Now, it’s a little early to go into Chicken Little mode about the weather, especially considering the fact that the game is so many days away and forecasts can be fickle at best. Still, the NHL must acknowledge the fact that things could go wrong and developing a contingency plan is always important. We’ll keep you updated as the big game approaches.
Chicago Blackhawks fans, start your engines!
Yes, according to MotorSportsTalk, the Blackhawks have become the main sponsor of CJ Wilson Racing’s No. 35 car, a Porsche Cayman GT4 Clubsport, for the upcoming IMSA Continental Tire SportsCar Challenge event at Road America next month.
That’s a sweet ride.
The partnership will officially launch at the United Center on Wednesday, August 3, from 11 a.m. until 1 p.m in advance of Saturday’s race. Fans will have the opportunity to get up close to the car, meet the drivers and Blackhawks Ambassador Denis Savard, and have their picture taken.
The race takes place Aug. 6 at Road America in Wisconsin.
Since being selected by the Coyotes at 13th overall in the 2010 NHL Draft, Brandon Gormley has had a difficult time breaking into the league on a full-time basis.
On Thursday, the 24-year-old Gormley joined his third NHL team, signing with the New Jersey Devils on a one-year, two-way deal worth $650,000 at the NHL level, the club announced.

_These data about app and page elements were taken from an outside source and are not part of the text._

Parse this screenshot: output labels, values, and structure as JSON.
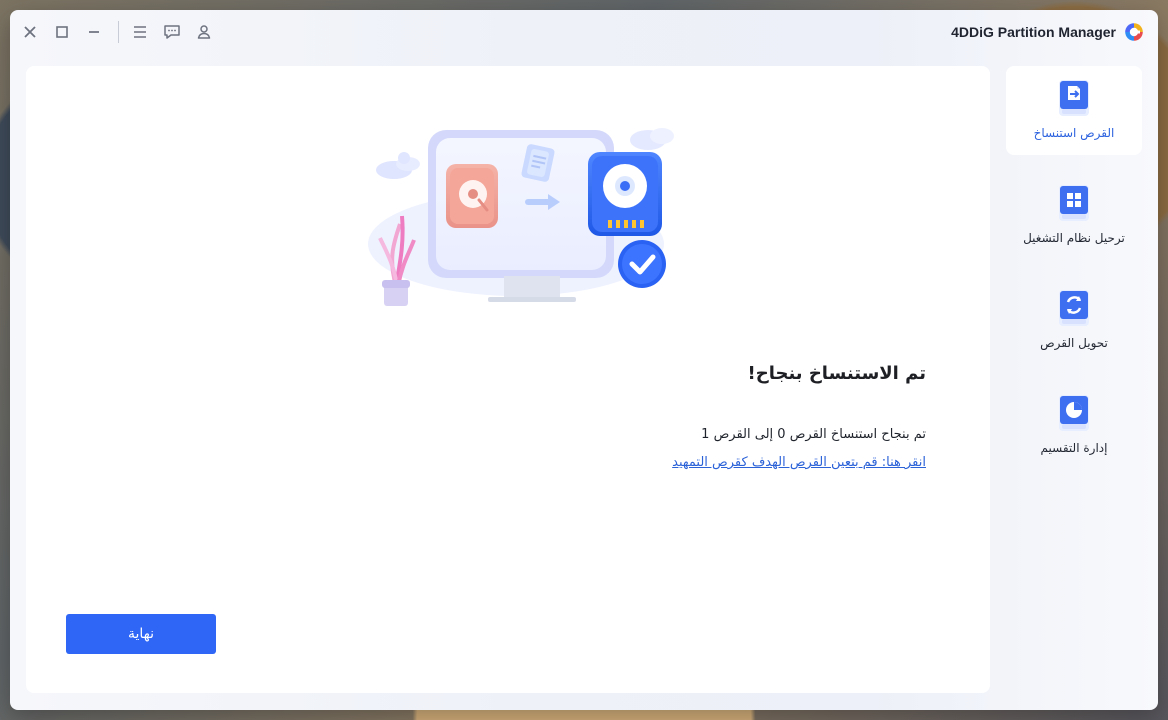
{
  "window": {
    "title": "4DDiG Partition Manager"
  },
  "window_controls": [
    {
      "name": "close-icon"
    },
    {
      "name": "maximize-icon"
    },
    {
      "name": "minimize-icon"
    },
    {
      "name": "menu-icon"
    },
    {
      "name": "feedback-icon"
    },
    {
      "name": "account-icon"
    }
  ],
  "main": {
    "success_title": "تم الاستنساخ بنجاح!",
    "success_description": "تم بنجاح استنساخ القرص 0 إلى القرص 1",
    "success_link": "انقر هنا: قم بتعين القرص الهدف كقرص التمهيد",
    "finish_button": "نهاية"
  },
  "sidebar": {
    "items": [
      {
        "label": "القرص استنساخ",
        "icon": "clone-disk-icon",
        "active": true
      },
      {
        "label": "ترحيل نظام التشغيل",
        "icon": "migrate-os-icon",
        "active": false
      },
      {
        "label": "تحويل القرص",
        "icon": "convert-disk-icon",
        "active": false
      },
      {
        "label": "إدارة التقسيم",
        "icon": "partition-manager-icon",
        "active": false
      }
    ]
  },
  "colors": {
    "accent": "#2f66f6",
    "link": "#2b62d8",
    "active_nav_text": "#2d63df",
    "panel_background": "#ffffff",
    "app_background": "#eef1f8"
  }
}
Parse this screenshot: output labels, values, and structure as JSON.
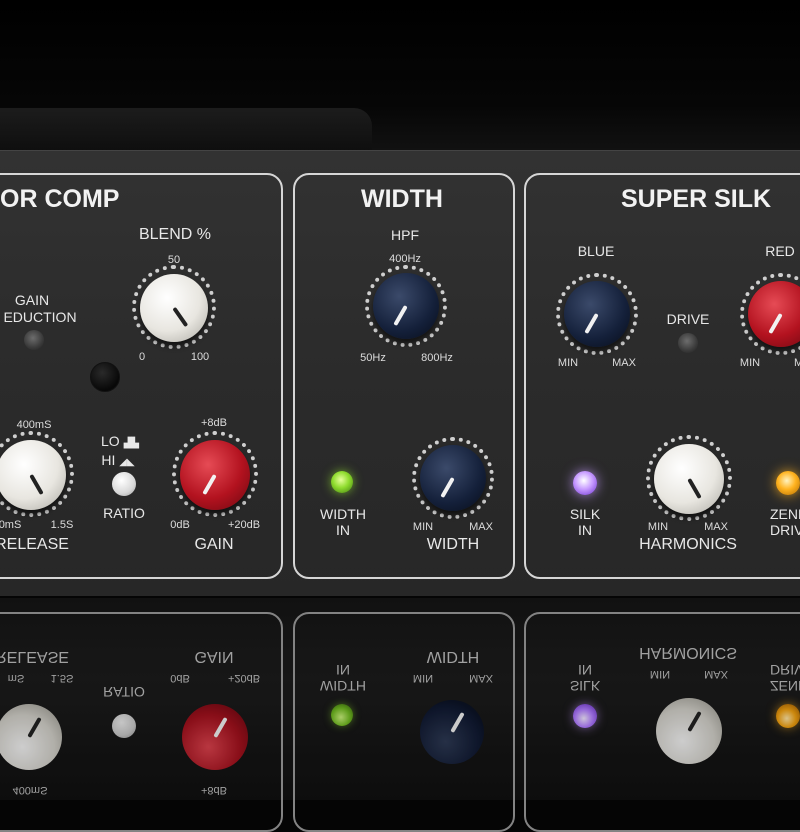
{
  "colors": {
    "panel_bg": "#2d2d2d",
    "panel_border": "#d6d6d6",
    "knob_white": "#e8e6e0",
    "knob_navy": "#14203a",
    "knob_red": "#b3121f",
    "led_green": "#8fdc2e",
    "led_purple": "#c79bff",
    "led_orange": "#ffb320"
  },
  "comp": {
    "title": "OR COMP",
    "gain_reduction_label_1": "GAIN",
    "gain_reduction_label_2": "EDUCTION",
    "blend": {
      "label": "BLEND %",
      "top": "50",
      "min": "0",
      "max": "100"
    },
    "release": {
      "label": "RELEASE",
      "top": "400mS",
      "min": "0mS",
      "max": "1.5S"
    },
    "ratio": {
      "label": "RATIO",
      "lo": "LO",
      "hi": "HI"
    },
    "gain": {
      "label": "GAIN",
      "top": "+8dB",
      "min": "0dB",
      "max": "+20dB"
    }
  },
  "width": {
    "title": "WIDTH",
    "hpf": {
      "label": "HPF",
      "top": "400Hz",
      "min": "50Hz",
      "max": "800Hz"
    },
    "width_in": {
      "line1": "WIDTH",
      "line2": "IN"
    },
    "width_knob": {
      "label": "WIDTH",
      "min": "MIN",
      "max": "MAX"
    }
  },
  "silk": {
    "title": "SUPER SILK",
    "blue": {
      "label": "BLUE",
      "min": "MIN",
      "max": "MAX"
    },
    "drive_label": "DRIVE",
    "red": {
      "label": "RED",
      "min": "MIN",
      "max": "M"
    },
    "silk_in": {
      "line1": "SILK",
      "line2": "IN"
    },
    "harmonics": {
      "label": "HARMONICS",
      "min": "MIN",
      "max": "MAX"
    },
    "zener": {
      "line1": "ZENE",
      "line2": "DRIV"
    }
  },
  "reflection": {
    "release": "RELEASE",
    "release_top": "400mS",
    "release_min": "mS",
    "release_max": "1.5S",
    "ratio": "RATIO",
    "gain": "GAIN",
    "gain_min": "0dB",
    "gain_max": "+20dB",
    "gain_top": "+8dB",
    "width": "WIDTH",
    "width_min": "MIN",
    "width_max": "MAX",
    "width_in_1": "IN",
    "width_in_2": "WIDTH",
    "silk_1": "IN",
    "silk_2": "SILK",
    "harmonics": "HARMONICS",
    "harm_min": "MIN",
    "harm_max": "MAX",
    "drive_1": "DRIV",
    "drive_2": "ZENE"
  }
}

Despite his draft status, Gormley has yet to play a full season in the big league, although this deal could give him an opportunity to end that. For the Devils, the deal adds more depth to the blue line in the organization and for a friendly price.
Last season, Gormley split time between the Colorado Avalanche and its farm team, the San Antonio Rampage. Despite some high expectations about where he could fit on the Avs’ blue line, he was eventually put on waivers in January.
He ended the season with one assist in 26 games with the Avalanche, and hit the open market after Colorado didn’t give him a qualifying offer.
After ongoing contract talks between the Minnesota Wild and restricted free agent defenseman Matt Dumba, the two sides have come to a deal.
The Wild announced Thursday that they had signed Dumba to a two-year deal, worth a total value of $5.1 million.
A breakdown of the new deal:
— In 2016-17: $2.35 million.
— In 2017-18: $2.75 million.
Selected seventh overall by the Wild in 2012, Dumba had his most productive campaign this past season, with 10 goals and 26 points in 81 games.
Known for his offensive skills — he had 20 goals and 57 points with Red Deer in the WHL in his draft year — Dumba also brings a coveted right-shot to the Wild blue line, which features four players with contracts of four or more years of term remaining.
As per General Fanager, the Wild still have $2.168 million in projected cap space, but they have secured all their remaining restricted free agents.
The New York Rangers announced that they’ve re-signed Marek Hrivik to a new contract. The term and financial details of the deal were not released.
Hrivik signed with the Rangers as an undrafted free agent in May 2012. The 24-year-old made his NHL debut in 2015-16 and ended up playing five games for the Rangers. He had one assist and a plus-3 rating during his time in the NHL.
The young forward was an important part of New York’s AHL affiliate in Hartford. Hrivik finished his AHL campaign with 12 goals and 29 assists. He tied for the team lead in assists and finished third in points.
If you go by Hrivik’s tweet, it appears as though he signed a one-year contract:
Now that Hrivik is re-signed, the Rangers have no more free agents of any kind, per General Fanager.